The Standard & Poor’s 500 Index closed little changed as consumer shares led an advance, offsetting fresh signs of weakness in crude oil and corporate earnings after economic data in China helped ease some investor concern over a hard landing there.
The Standard & Poor’s 500 Index gained less than 0.1 percent to 1,881.35 at 4 p.m. in New York, after a whipsaw session that saw the gauge rise as much as 1.1 percent and fall 0.8 percent.
In contrast to U.S. shares, European and Asian stocks rose amid speculation of further Chinese state aid after a report showed gross domestic product in the world’s second-largest economy expanded 6.9 percent in 2015, just shy of the government’s 7 percent target, and the least since 1990.

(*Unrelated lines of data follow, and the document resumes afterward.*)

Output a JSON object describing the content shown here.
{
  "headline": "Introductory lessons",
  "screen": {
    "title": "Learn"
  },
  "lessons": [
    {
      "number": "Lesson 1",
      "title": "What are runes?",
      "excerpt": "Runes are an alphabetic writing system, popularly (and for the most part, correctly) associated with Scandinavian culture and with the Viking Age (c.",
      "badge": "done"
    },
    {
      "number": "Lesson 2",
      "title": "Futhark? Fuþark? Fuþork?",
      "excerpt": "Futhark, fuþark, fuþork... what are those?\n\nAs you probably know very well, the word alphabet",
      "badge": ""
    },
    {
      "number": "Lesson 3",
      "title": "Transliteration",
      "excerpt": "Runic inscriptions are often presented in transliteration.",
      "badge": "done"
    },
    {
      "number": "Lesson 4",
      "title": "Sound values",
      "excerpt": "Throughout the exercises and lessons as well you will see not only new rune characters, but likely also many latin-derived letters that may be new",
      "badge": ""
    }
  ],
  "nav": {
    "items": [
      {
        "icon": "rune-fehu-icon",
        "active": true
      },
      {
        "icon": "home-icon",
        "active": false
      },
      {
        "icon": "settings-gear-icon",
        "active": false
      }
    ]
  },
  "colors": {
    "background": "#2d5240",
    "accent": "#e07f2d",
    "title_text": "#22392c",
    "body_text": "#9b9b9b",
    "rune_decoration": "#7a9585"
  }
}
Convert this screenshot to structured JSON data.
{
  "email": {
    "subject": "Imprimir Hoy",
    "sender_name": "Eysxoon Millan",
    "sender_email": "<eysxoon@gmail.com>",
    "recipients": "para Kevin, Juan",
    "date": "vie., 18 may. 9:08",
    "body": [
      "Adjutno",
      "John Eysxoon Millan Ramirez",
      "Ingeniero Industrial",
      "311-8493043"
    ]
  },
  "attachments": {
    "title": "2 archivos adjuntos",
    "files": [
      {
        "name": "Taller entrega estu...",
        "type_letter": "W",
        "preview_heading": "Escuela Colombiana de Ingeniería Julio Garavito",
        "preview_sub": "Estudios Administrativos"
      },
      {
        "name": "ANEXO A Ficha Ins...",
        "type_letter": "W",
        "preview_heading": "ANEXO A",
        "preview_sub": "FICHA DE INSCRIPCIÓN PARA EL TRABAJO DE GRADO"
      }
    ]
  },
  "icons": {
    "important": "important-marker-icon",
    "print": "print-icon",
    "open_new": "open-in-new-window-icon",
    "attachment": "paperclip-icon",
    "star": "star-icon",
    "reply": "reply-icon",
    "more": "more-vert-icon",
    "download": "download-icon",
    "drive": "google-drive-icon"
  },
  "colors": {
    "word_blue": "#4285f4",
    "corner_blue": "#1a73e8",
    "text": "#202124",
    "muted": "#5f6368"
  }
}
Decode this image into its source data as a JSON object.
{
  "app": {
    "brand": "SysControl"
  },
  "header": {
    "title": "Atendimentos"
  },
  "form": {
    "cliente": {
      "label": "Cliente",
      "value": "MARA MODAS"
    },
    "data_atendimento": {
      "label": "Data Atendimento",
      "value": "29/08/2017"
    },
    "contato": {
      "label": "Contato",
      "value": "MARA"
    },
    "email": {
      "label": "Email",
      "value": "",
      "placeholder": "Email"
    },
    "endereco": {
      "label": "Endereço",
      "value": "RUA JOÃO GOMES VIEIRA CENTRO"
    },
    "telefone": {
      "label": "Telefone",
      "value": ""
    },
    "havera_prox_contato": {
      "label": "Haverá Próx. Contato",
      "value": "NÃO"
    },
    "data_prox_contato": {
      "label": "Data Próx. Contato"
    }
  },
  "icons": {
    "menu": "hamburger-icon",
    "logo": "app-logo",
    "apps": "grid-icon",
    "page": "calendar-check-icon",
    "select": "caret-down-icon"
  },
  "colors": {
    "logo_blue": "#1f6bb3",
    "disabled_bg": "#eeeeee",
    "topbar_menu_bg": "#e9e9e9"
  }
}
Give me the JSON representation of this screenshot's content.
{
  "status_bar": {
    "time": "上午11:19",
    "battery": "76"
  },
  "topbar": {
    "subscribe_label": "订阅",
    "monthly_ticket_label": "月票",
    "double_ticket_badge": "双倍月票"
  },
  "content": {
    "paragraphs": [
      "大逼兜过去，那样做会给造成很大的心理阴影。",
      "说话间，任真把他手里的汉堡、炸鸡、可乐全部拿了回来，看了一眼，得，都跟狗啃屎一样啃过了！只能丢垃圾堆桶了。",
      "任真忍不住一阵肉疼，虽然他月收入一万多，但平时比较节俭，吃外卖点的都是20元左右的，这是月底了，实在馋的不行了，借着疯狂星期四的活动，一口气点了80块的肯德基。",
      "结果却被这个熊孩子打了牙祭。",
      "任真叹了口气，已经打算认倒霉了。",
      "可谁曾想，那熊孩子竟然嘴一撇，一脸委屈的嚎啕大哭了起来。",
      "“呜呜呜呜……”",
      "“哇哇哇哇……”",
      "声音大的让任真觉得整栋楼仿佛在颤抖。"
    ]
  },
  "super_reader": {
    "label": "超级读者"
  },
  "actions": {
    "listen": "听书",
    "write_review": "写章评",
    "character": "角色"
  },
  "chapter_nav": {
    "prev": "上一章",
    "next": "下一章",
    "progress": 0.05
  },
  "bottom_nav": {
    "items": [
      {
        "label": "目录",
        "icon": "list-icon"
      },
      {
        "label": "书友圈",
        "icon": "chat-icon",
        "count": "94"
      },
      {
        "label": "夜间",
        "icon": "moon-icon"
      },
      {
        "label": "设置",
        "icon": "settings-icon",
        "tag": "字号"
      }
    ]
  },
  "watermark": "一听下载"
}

The last time the RSI slipped below that level was on Jan. 13, the day before a 1.7 percent rally. The time prior to that was on Aug. 25, when the S&P 500 hit a bottom and rallied 6.5 percent over the next three days.
Corporate earnings are gathering more attention with investors weighing the health of the U.S. economy. Analysts project profits for index members fell 7 percent in the fourth quarter.